* **WORK ORDER**
The records below are to be restated word for word; their pictures are not.

(Excerpts from an interface dataset)
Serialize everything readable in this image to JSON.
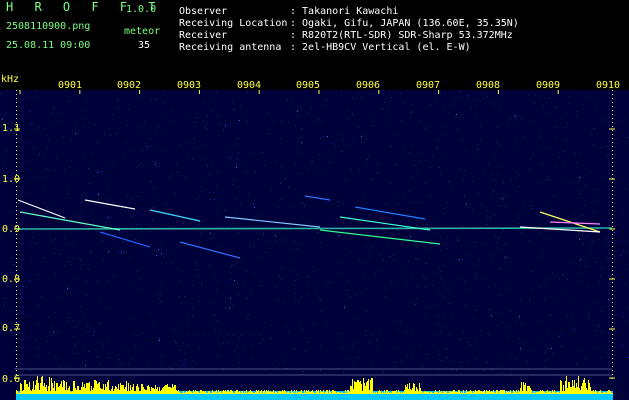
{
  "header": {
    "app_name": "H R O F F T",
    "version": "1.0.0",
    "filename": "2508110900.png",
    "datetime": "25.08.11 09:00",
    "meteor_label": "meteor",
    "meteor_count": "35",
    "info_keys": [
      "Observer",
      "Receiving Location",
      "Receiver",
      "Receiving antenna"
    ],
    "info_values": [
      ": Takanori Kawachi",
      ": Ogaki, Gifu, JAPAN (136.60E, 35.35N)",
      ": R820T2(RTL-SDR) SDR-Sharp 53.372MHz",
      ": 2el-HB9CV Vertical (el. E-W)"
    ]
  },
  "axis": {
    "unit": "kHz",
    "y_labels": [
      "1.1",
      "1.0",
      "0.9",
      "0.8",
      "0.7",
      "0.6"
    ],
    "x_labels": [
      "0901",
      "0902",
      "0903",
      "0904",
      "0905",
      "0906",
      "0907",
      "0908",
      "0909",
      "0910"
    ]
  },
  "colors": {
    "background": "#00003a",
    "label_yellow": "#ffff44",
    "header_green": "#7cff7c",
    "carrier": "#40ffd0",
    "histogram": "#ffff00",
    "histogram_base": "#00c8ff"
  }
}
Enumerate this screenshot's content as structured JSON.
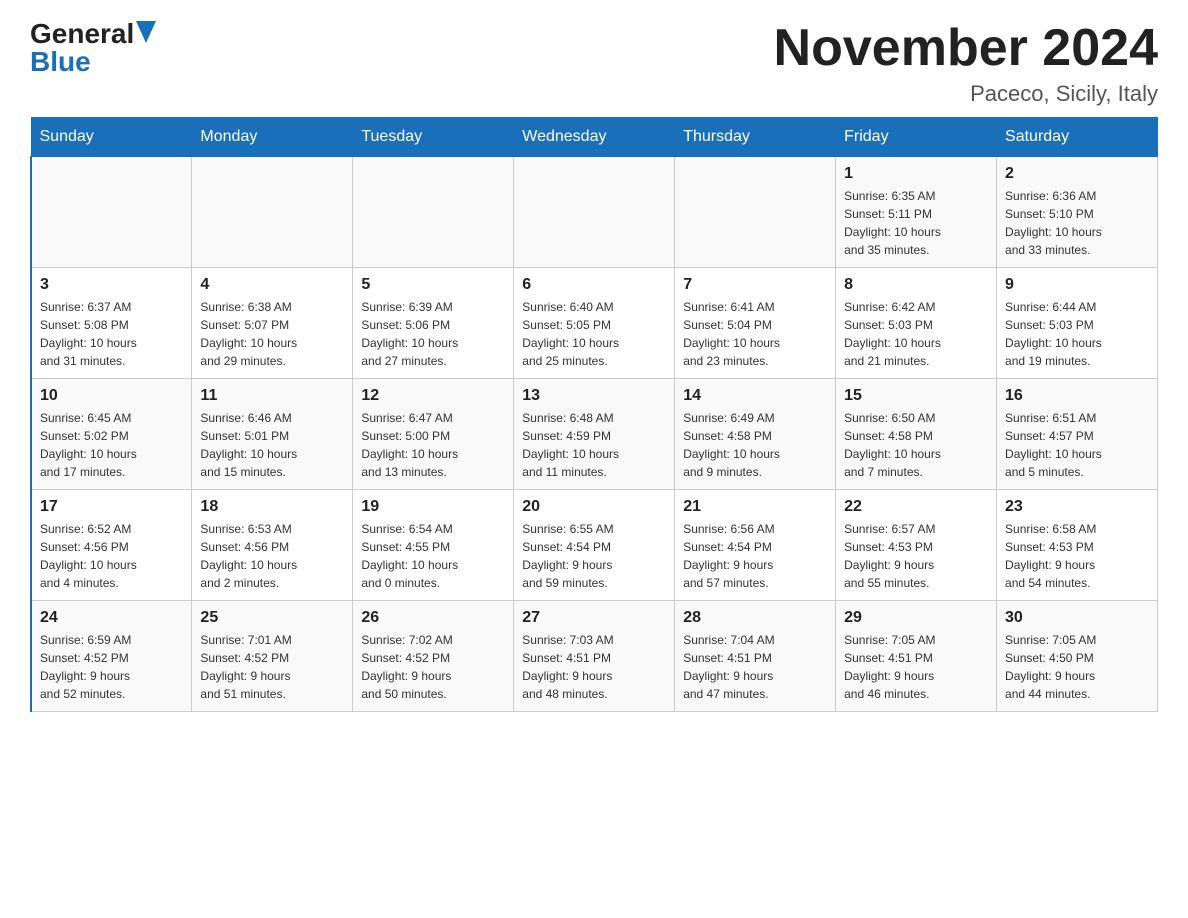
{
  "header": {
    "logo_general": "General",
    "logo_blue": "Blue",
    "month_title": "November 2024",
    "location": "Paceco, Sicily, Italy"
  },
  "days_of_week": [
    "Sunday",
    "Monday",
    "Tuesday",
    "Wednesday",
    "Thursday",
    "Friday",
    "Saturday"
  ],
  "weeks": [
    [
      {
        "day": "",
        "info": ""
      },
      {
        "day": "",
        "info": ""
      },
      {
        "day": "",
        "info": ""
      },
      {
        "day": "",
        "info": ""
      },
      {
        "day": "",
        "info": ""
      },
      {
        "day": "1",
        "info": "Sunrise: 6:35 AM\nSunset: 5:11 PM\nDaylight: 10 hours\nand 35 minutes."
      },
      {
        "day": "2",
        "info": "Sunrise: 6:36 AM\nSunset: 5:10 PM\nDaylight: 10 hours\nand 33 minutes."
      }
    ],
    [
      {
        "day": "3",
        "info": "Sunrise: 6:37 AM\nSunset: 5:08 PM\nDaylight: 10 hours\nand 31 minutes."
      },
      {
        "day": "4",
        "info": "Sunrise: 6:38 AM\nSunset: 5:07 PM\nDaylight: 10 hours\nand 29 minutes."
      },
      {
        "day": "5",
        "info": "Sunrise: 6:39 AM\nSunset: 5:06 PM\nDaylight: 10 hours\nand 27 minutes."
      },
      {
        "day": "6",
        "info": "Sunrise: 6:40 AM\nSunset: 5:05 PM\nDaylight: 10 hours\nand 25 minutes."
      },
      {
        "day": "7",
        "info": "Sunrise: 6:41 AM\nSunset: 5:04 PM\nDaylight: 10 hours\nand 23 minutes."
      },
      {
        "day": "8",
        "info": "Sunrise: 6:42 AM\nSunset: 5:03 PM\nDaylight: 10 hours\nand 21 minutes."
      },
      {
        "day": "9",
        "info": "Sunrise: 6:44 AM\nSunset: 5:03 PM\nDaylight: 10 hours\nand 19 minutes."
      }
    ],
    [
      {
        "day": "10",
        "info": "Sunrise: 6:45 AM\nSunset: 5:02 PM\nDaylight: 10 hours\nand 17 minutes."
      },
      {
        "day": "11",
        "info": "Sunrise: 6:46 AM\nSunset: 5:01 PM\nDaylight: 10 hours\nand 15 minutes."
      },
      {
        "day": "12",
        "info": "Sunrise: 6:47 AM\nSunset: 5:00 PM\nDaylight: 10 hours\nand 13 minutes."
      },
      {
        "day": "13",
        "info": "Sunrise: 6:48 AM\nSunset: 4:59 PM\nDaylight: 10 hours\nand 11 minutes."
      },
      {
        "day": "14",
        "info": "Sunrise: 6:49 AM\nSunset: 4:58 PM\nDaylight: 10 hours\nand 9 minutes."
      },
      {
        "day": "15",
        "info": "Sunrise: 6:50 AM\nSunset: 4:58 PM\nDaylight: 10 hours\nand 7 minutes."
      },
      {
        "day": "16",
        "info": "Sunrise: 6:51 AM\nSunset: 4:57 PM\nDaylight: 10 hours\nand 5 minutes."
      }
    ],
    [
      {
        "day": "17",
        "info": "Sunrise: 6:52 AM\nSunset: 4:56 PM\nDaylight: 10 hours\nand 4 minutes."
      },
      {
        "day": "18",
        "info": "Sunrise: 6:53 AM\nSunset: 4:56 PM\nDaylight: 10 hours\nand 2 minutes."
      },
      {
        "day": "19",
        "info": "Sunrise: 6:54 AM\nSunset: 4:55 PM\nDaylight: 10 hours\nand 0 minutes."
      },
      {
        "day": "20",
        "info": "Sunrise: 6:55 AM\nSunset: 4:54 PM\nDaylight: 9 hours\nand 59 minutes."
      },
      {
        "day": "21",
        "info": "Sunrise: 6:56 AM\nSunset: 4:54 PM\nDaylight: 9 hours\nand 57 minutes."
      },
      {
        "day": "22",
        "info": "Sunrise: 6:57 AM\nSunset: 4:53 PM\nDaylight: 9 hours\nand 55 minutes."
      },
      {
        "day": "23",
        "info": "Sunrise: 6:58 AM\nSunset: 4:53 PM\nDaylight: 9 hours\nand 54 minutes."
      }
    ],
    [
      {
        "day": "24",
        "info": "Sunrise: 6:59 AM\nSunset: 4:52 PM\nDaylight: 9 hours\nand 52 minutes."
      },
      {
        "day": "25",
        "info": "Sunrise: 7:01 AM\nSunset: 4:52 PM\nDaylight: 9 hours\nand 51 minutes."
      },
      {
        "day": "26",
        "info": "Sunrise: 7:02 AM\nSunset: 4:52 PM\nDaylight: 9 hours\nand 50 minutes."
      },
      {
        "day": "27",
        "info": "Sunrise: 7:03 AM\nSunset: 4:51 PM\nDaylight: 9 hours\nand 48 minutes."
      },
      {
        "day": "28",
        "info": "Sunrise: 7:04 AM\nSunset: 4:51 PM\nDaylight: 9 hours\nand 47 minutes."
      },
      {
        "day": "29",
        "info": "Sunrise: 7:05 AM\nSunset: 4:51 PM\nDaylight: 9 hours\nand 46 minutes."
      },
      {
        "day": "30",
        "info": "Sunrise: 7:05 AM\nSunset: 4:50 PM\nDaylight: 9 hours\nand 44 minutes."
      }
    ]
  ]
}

* **EXPECTED ANSWER**
Serialize everything readable in this image to JSON.
{
  "header": {
    "app_name": "H R O F F T",
    "version": "1.0.0",
    "filename": "2508110900.png",
    "datetime": "25.08.11 09:00",
    "meteor_label": "meteor",
    "meteor_count": "35",
    "info_keys": [
      "Observer",
      "Receiving Location",
      "Receiver",
      "Receiving antenna"
    ],
    "info_values": [
      ": Takanori Kawachi",
      ": Ogaki, Gifu, JAPAN (136.60E, 35.35N)",
      ": R820T2(RTL-SDR) SDR-Sharp 53.372MHz",
      ": 2el-HB9CV Vertical (el. E-W)"
    ]
  },
  "axis": {
    "unit": "kHz",
    "y_labels": [
      "1.1",
      "1.0",
      "0.9",
      "0.8",
      "0.7",
      "0.6"
    ],
    "x_labels": [
      "0901",
      "0902",
      "0903",
      "0904",
      "0905",
      "0906",
      "0907",
      "0908",
      "0909",
      "0910"
    ]
  },
  "colors": {
    "background": "#00003a",
    "label_yellow": "#ffff44",
    "header_green": "#7cff7c",
    "carrier": "#40ffd0",
    "histogram": "#ffff00",
    "histogram_base": "#00c8ff"
  }
}
Enumerate this screenshot's content as structured JSON.
{
  "header": {
    "logo_general": "General",
    "logo_blue": "Blue",
    "month_title": "November 2024",
    "location": "Paceco, Sicily, Italy"
  },
  "days_of_week": [
    "Sunday",
    "Monday",
    "Tuesday",
    "Wednesday",
    "Thursday",
    "Friday",
    "Saturday"
  ],
  "weeks": [
    [
      {
        "day": "",
        "info": ""
      },
      {
        "day": "",
        "info": ""
      },
      {
        "day": "",
        "info": ""
      },
      {
        "day": "",
        "info": ""
      },
      {
        "day": "",
        "info": ""
      },
      {
        "day": "1",
        "info": "Sunrise: 6:35 AM\nSunset: 5:11 PM\nDaylight: 10 hours\nand 35 minutes."
      },
      {
        "day": "2",
        "info": "Sunrise: 6:36 AM\nSunset: 5:10 PM\nDaylight: 10 hours\nand 33 minutes."
      }
    ],
    [
      {
        "day": "3",
        "info": "Sunrise: 6:37 AM\nSunset: 5:08 PM\nDaylight: 10 hours\nand 31 minutes."
      },
      {
        "day": "4",
        "info": "Sunrise: 6:38 AM\nSunset: 5:07 PM\nDaylight: 10 hours\nand 29 minutes."
      },
      {
        "day": "5",
        "info": "Sunrise: 6:39 AM\nSunset: 5:06 PM\nDaylight: 10 hours\nand 27 minutes."
      },
      {
        "day": "6",
        "info": "Sunrise: 6:40 AM\nSunset: 5:05 PM\nDaylight: 10 hours\nand 25 minutes."
      },
      {
        "day": "7",
        "info": "Sunrise: 6:41 AM\nSunset: 5:04 PM\nDaylight: 10 hours\nand 23 minutes."
      },
      {
        "day": "8",
        "info": "Sunrise: 6:42 AM\nSunset: 5:03 PM\nDaylight: 10 hours\nand 21 minutes."
      },
      {
        "day": "9",
        "info": "Sunrise: 6:44 AM\nSunset: 5:03 PM\nDaylight: 10 hours\nand 19 minutes."
      }
    ],
    [
      {
        "day": "10",
        "info": "Sunrise: 6:45 AM\nSunset: 5:02 PM\nDaylight: 10 hours\nand 17 minutes."
      },
      {
        "day": "11",
        "info": "Sunrise: 6:46 AM\nSunset: 5:01 PM\nDaylight: 10 hours\nand 15 minutes."
      },
      {
        "day": "12",
        "info": "Sunrise: 6:47 AM\nSunset: 5:00 PM\nDaylight: 10 hours\nand 13 minutes."
      },
      {
        "day": "13",
        "info": "Sunrise: 6:48 AM\nSunset: 4:59 PM\nDaylight: 10 hours\nand 11 minutes."
      },
      {
        "day": "14",
        "info": "Sunrise: 6:49 AM\nSunset: 4:58 PM\nDaylight: 10 hours\nand 9 minutes."
      },
      {
        "day": "15",
        "info": "Sunrise: 6:50 AM\nSunset: 4:58 PM\nDaylight: 10 hours\nand 7 minutes."
      },
      {
        "day": "16",
        "info": "Sunrise: 6:51 AM\nSunset: 4:57 PM\nDaylight: 10 hours\nand 5 minutes."
      }
    ],
    [
      {
        "day": "17",
        "info": "Sunrise: 6:52 AM\nSunset: 4:56 PM\nDaylight: 10 hours\nand 4 minutes."
      },
      {
        "day": "18",
        "info": "Sunrise: 6:53 AM\nSunset: 4:56 PM\nDaylight: 10 hours\nand 2 minutes."
      },
      {
        "day": "19",
        "info": "Sunrise: 6:54 AM\nSunset: 4:55 PM\nDaylight: 10 hours\nand 0 minutes."
      },
      {
        "day": "20",
        "info": "Sunrise: 6:55 AM\nSunset: 4:54 PM\nDaylight: 9 hours\nand 59 minutes."
      },
      {
        "day": "21",
        "info": "Sunrise: 6:56 AM\nSunset: 4:54 PM\nDaylight: 9 hours\nand 57 minutes."
      },
      {
        "day": "22",
        "info": "Sunrise: 6:57 AM\nSunset: 4:53 PM\nDaylight: 9 hours\nand 55 minutes."
      },
      {
        "day": "23",
        "info": "Sunrise: 6:58 AM\nSunset: 4:53 PM\nDaylight: 9 hours\nand 54 minutes."
      }
    ],
    [
      {
        "day": "24",
        "info": "Sunrise: 6:59 AM\nSunset: 4:52 PM\nDaylight: 9 hours\nand 52 minutes."
      },
      {
        "day": "25",
        "info": "Sunrise: 7:01 AM\nSunset: 4:52 PM\nDaylight: 9 hours\nand 51 minutes."
      },
      {
        "day": "26",
        "info": "Sunrise: 7:02 AM\nSunset: 4:52 PM\nDaylight: 9 hours\nand 50 minutes."
      },
      {
        "day": "27",
        "info": "Sunrise: 7:03 AM\nSunset: 4:51 PM\nDaylight: 9 hours\nand 48 minutes."
      },
      {
        "day": "28",
        "info": "Sunrise: 7:04 AM\nSunset: 4:51 PM\nDaylight: 9 hours\nand 47 minutes."
      },
      {
        "day": "29",
        "info": "Sunrise: 7:05 AM\nSunset: 4:51 PM\nDaylight: 9 hours\nand 46 minutes."
      },
      {
        "day": "30",
        "info": "Sunrise: 7:05 AM\nSunset: 4:50 PM\nDaylight: 9 hours\nand 44 minutes."
      }
    ]
  ]
}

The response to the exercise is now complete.